▸ **TASK BRIEF**
For any picture in the lines below, please leave it out and copy the rest exactly.

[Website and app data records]
....................
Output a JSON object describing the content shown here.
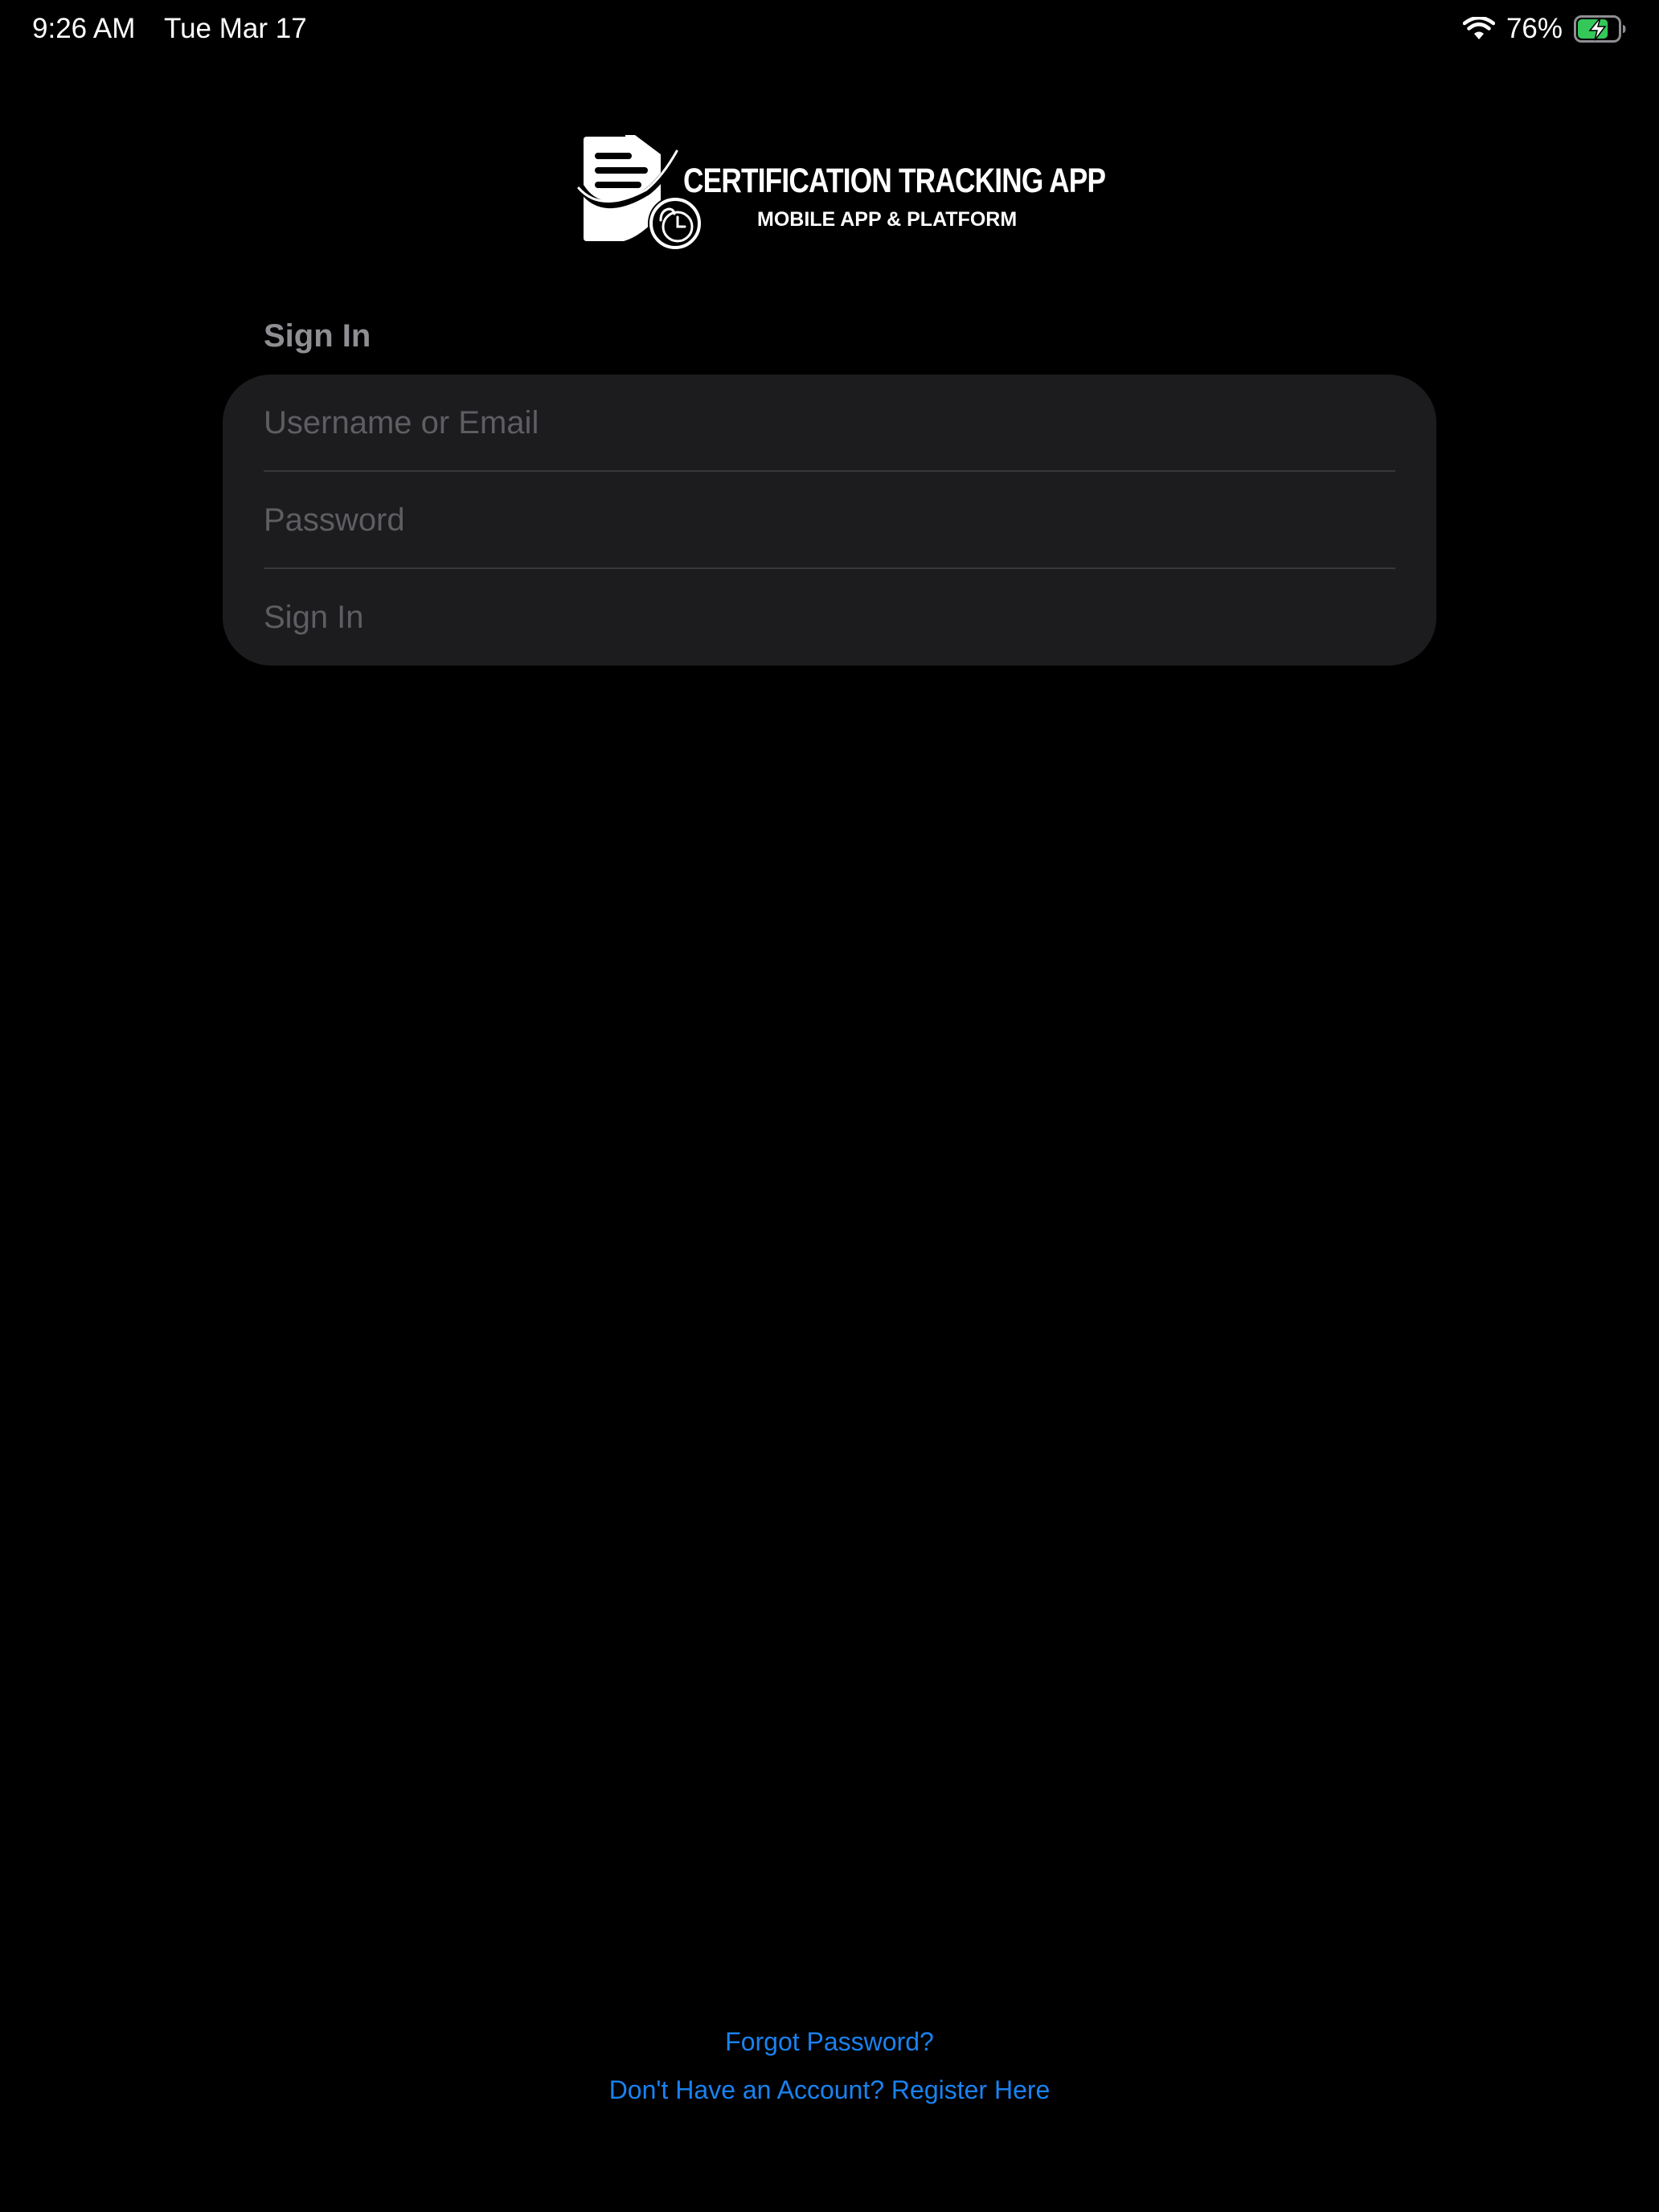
{
  "status_bar": {
    "time": "9:26 AM",
    "date": "Tue Mar 17",
    "battery_percent": "76%",
    "battery_level": 0.76,
    "battery_charging": true,
    "wifi_icon": "wifi-icon",
    "battery_icon": "battery-charging-icon"
  },
  "logo": {
    "title": "CERTIFICATION TRACKING APP",
    "subtitle": "MOBILE APP & PLATFORM",
    "icon": "certificate-clock-icon"
  },
  "sign_in": {
    "header": "Sign In",
    "username_placeholder": "Username or Email",
    "password_placeholder": "Password",
    "button_label": "Sign In"
  },
  "footer": {
    "forgot_password": "Forgot Password?",
    "register": "Don't Have an Account? Register Here"
  },
  "colors": {
    "background": "#000000",
    "card": "#1c1c1e",
    "link": "#1a82f0",
    "placeholder": "#5d5d62",
    "header": "#8e8e93",
    "battery_green": "#34c759"
  }
}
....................
▸ **ANSWER BOX**
Output a JSON object describing the content shown here.
{
  "status_bar": {
    "time": "9:26 AM",
    "date": "Tue Mar 17",
    "battery_percent": "76%",
    "battery_level": 0.76,
    "battery_charging": true,
    "wifi_icon": "wifi-icon",
    "battery_icon": "battery-charging-icon"
  },
  "logo": {
    "title": "CERTIFICATION TRACKING APP",
    "subtitle": "MOBILE APP & PLATFORM",
    "icon": "certificate-clock-icon"
  },
  "sign_in": {
    "header": "Sign In",
    "username_placeholder": "Username or Email",
    "password_placeholder": "Password",
    "button_label": "Sign In"
  },
  "footer": {
    "forgot_password": "Forgot Password?",
    "register": "Don't Have an Account? Register Here"
  },
  "colors": {
    "background": "#000000",
    "card": "#1c1c1e",
    "link": "#1a82f0",
    "placeholder": "#5d5d62",
    "header": "#8e8e93",
    "battery_green": "#34c759"
  }
}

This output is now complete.